• [About this exercise]: Take each line of the records below that contains the string "icon" and copy it.
(Records for the task)
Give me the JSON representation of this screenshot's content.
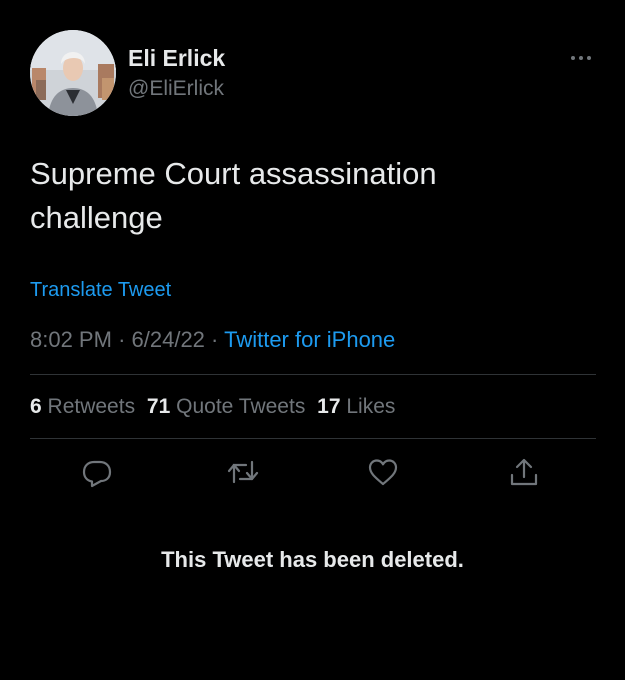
{
  "author": {
    "name": "Eli Erlick",
    "handle": "@EliErlick"
  },
  "tweet": {
    "text": "Supreme Court assassination challenge",
    "translate_label": "Translate Tweet",
    "time": "8:02 PM",
    "date": "6/24/22",
    "source": "Twitter for iPhone"
  },
  "stats": {
    "retweets_count": "6",
    "retweets_label": "Retweets",
    "quotes_count": "71",
    "quotes_label": "Quote Tweets",
    "likes_count": "17",
    "likes_label": "Likes"
  },
  "actions": [
    "reply-icon",
    "retweet-icon",
    "like-icon",
    "share-icon"
  ],
  "notice": "This Tweet has been deleted.",
  "colors": {
    "background": "#000000",
    "text": "#e7e9ea",
    "secondary": "#71767b",
    "accent": "#1d9bf0",
    "divider": "#2f3336"
  }
}
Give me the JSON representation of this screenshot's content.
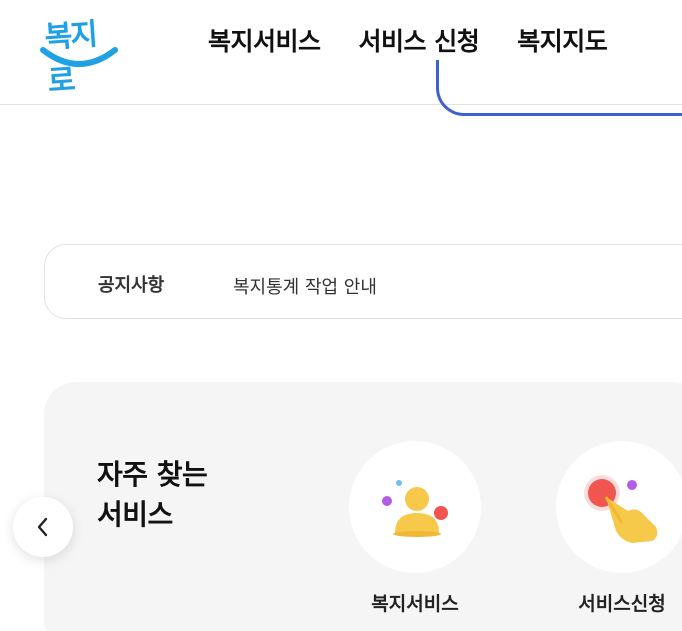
{
  "header": {
    "logo_text": "복지로",
    "nav": [
      "복지서비스",
      "서비스 신청",
      "복지지도"
    ]
  },
  "notice": {
    "label": "공지사항",
    "text": "복지통계 작업 안내"
  },
  "favorites": {
    "title_line1": "자주 찾는",
    "title_line2": "서비스",
    "services": [
      {
        "label": "복지서비스",
        "icon": "person-icon"
      },
      {
        "label": "서비스신청",
        "icon": "tap-hand-icon"
      }
    ]
  },
  "colors": {
    "logo_blue": "#21a1e5",
    "accent_blue": "#3e5fd1",
    "panel_bg": "#f5f5f5"
  }
}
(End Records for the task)
• [Solution for this problem]:
    "reply-icon",
    "retweet-icon",
    "like-icon",
    "share-icon"
        "icon": "person-icon"
        "icon": "tap-hand-icon"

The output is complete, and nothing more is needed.